In 1983, the "dushmans" had a new weapon - portable anti-aircraft missile systems (MANPADS) - first our "Strela-2", then the American "Red Ay" and the British "Bloupep" and, finally, the most modern American "Stingers", able to hit the target in the front and rear hemisphere. This made it necessary to raise the combat use of the Su-17, which made the strikes less accurate and increased the consumption of ammunition. Applied technical "news" and the Soviet side, began the use of volume-detonating ammunition (ODAB). They found the use and adjustable bombs with laser-guided, as well as SD X-25L and X-29L.

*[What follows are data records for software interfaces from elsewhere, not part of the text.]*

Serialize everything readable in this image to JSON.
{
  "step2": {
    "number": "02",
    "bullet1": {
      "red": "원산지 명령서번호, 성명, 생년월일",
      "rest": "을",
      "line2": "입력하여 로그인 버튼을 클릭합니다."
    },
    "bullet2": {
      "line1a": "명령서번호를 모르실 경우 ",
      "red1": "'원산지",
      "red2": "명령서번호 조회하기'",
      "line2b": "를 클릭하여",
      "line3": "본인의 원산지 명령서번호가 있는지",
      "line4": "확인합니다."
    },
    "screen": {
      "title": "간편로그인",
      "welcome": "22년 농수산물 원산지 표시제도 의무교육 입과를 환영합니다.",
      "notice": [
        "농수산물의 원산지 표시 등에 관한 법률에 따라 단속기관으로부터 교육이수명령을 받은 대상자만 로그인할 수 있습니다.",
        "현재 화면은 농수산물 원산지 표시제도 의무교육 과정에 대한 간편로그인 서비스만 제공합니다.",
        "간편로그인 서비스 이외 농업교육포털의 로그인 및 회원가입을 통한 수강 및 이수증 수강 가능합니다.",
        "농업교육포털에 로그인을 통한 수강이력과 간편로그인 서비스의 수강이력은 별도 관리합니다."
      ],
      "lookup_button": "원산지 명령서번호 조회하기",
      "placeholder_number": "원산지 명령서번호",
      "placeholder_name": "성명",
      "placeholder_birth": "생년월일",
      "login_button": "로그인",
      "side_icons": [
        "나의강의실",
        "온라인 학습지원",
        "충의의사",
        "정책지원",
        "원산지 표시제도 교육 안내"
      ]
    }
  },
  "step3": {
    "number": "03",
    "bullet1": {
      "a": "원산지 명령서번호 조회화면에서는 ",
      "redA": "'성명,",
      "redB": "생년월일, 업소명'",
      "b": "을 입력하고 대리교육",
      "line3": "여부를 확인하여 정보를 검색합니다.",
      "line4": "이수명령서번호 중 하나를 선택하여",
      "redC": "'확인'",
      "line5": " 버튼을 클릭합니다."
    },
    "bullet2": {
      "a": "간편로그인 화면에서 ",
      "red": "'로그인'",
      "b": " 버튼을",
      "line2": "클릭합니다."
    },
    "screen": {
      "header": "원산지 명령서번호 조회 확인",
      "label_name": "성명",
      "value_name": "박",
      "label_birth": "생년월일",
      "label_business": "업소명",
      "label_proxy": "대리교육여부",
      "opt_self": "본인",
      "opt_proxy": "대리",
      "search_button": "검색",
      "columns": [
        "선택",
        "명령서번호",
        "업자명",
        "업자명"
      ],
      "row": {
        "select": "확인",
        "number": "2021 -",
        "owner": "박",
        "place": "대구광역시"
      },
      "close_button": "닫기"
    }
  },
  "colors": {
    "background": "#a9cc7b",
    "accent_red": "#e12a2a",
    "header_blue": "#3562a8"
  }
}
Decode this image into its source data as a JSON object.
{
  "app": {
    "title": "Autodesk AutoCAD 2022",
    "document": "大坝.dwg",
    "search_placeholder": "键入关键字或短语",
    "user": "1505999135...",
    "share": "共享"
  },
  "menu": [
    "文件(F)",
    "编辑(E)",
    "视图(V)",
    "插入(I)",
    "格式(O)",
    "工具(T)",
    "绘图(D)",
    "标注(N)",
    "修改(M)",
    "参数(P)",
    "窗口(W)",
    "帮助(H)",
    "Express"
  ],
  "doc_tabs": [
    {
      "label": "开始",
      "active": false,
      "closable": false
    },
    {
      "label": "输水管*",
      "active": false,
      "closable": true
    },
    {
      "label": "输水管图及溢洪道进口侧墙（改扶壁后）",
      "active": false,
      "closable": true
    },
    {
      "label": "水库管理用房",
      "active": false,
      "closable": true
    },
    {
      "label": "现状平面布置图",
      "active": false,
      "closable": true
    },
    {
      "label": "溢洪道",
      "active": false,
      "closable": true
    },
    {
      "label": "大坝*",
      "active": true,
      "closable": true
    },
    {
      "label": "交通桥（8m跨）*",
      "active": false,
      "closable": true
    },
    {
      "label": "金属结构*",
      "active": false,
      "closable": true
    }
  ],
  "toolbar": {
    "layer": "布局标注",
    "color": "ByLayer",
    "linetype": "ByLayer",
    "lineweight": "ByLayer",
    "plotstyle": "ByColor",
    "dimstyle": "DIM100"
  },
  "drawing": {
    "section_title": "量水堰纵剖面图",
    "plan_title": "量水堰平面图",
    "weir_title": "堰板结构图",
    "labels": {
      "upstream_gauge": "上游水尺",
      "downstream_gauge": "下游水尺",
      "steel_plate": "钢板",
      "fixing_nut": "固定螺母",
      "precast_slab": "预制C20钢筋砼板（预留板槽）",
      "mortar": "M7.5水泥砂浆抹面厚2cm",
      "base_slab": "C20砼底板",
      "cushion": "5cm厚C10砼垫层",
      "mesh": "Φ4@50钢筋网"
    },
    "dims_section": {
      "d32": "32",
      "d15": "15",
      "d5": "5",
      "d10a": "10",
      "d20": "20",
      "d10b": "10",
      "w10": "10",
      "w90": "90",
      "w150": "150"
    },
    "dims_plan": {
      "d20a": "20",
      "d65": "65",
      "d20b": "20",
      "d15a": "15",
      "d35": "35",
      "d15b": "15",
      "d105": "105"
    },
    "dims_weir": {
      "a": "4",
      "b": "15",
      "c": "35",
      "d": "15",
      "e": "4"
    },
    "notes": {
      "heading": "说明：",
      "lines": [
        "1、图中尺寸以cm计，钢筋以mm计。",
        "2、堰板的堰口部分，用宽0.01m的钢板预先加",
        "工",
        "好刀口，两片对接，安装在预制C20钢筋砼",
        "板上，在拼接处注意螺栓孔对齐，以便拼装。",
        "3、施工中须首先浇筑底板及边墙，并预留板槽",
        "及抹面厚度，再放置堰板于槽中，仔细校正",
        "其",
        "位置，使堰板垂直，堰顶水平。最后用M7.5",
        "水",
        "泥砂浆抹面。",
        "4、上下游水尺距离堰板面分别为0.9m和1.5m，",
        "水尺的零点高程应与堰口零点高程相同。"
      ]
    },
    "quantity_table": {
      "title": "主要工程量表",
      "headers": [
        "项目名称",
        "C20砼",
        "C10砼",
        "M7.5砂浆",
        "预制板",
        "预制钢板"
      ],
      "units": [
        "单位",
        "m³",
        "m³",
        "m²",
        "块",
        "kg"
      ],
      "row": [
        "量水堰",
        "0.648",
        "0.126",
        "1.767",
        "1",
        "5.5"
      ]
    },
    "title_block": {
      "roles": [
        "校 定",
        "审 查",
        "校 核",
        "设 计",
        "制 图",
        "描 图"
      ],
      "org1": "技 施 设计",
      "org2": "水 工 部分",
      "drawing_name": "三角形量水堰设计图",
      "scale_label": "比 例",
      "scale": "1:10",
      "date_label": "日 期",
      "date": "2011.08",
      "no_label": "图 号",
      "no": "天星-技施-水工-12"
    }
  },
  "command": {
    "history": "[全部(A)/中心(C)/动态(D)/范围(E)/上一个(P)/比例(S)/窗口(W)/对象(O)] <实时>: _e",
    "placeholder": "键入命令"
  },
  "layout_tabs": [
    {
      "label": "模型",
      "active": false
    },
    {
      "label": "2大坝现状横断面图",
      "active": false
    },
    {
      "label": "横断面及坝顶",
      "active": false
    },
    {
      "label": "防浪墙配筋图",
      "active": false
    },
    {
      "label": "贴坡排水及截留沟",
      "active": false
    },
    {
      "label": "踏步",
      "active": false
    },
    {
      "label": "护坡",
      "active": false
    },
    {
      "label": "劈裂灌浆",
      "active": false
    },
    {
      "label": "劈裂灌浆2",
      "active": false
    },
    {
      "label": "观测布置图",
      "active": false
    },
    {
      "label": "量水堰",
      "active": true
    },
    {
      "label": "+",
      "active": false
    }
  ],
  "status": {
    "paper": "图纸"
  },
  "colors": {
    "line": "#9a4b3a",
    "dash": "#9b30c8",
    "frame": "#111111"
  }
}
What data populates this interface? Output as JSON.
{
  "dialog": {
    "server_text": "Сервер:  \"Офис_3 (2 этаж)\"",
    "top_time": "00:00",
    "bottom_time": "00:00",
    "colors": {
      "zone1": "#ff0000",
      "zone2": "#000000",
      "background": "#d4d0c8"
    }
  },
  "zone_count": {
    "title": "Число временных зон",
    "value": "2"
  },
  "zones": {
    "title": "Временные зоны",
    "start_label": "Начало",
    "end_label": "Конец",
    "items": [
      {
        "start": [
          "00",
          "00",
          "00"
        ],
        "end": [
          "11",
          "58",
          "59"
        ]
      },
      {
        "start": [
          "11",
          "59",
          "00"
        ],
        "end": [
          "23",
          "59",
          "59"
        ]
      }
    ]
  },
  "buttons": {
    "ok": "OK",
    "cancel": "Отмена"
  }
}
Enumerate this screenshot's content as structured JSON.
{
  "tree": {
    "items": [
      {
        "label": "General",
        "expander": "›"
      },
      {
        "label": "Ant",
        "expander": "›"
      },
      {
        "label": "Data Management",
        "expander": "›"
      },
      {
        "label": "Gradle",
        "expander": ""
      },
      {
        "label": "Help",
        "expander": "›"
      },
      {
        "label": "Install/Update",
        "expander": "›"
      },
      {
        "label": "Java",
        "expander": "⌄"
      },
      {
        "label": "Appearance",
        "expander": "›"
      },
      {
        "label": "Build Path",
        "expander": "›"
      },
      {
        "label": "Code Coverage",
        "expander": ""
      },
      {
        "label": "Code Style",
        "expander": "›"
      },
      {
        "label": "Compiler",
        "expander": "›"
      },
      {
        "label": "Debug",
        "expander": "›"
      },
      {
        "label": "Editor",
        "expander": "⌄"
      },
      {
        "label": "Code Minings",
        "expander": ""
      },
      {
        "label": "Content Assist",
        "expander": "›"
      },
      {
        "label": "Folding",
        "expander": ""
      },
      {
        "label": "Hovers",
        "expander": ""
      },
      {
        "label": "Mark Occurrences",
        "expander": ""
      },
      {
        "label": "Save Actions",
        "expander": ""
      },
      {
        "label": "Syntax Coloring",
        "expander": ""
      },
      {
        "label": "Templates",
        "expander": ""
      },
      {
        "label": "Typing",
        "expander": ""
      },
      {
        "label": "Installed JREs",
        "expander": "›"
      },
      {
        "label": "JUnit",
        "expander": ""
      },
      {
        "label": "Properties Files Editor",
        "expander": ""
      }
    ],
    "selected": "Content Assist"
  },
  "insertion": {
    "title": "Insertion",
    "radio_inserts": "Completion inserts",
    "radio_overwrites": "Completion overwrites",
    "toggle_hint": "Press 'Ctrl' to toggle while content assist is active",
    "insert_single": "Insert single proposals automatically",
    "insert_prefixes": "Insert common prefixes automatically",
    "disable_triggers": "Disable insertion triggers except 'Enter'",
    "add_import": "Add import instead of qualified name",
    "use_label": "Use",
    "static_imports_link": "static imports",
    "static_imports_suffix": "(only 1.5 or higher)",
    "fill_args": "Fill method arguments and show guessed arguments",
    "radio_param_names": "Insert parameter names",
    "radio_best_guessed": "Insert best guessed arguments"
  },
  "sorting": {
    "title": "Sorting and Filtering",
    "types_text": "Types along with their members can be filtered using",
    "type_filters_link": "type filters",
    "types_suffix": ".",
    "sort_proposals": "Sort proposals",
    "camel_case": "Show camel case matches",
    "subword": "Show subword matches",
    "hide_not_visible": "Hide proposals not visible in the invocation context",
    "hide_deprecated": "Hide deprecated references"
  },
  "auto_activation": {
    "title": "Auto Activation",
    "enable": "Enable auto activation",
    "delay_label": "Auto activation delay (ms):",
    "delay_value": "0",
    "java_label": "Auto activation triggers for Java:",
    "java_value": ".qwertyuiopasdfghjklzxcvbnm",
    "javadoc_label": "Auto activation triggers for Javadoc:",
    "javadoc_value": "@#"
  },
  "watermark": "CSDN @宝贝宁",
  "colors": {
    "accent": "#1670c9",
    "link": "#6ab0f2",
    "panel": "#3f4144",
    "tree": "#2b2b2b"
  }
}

The Su-20 and Su-22 were operated by the Afghan pilots of the 355 air regiment based in Bagram. However, the aircraft of this division flew not very actively, “from time to time,” despite the fact that its pilots had fairly good training. Two Afghan Su-22s were shot down in 1988 by Pakistani F-16A fighters near the Afghan-Pakistan border, several more aircraft of this type were destroyed by anti-aircraft machine-gun fire and MANPADS. However, almost the main losses of the Afghan regiment suffered not in the air, but on the ground: a group of “mojaheds”, 13 June 1985, bribed guards, penetrated the parking lot and blew up 13 aircraft, including six Su-22М.
Su-22M Air Force DRA
At the end of the 70, the beginning of the 80, Libya received a hundred and fifty fighter jets, MiG-23BN, Su-22 and Su-22М fighter planes.
Libyan aircraft were used in the 1980-ies during the fighting in Chad. Subsequently, they acted there against the French contingent, several aircraft were destroyed by anti-aircraft artillery fire and the Hok air defense system.
19 August 1981 The two Su-22M Libyan air forces were shot down by American F-14A carrier-based fighters over the Mediterranean. According to the Americans, "Tomkaty" were attacked by Libyan aircraft that used the K-13 UR, in response to that, dodging rockets, struck the impudent Libyans with the impact of the Sidewinders. According to one of the Libyan pilots who took part in this “battle,” Su-22M, who did not intend to attack anyone at all, but who made the usual training flight, were suddenly attacked by the Americans. In general, the idea of attacking F-14 interceptors with the help of fighter-bombers, created entirely for other tasks, looks very ridiculous. If Muammar Kadaffi had really decided to “punish” Americans, he would have chosen a more suitable technique for this — the MiG-21bis, MiG-23, MiG-25P or F.XNNX Mirage fighters, specially designed to fight air targets, having for this purpose the necessary armament and avionics, as well as crews, "trained", primarily on the air, and not on the ground enemy.
Subsequently, almost all Libyan aviation was destroyed on the ground during the civil war.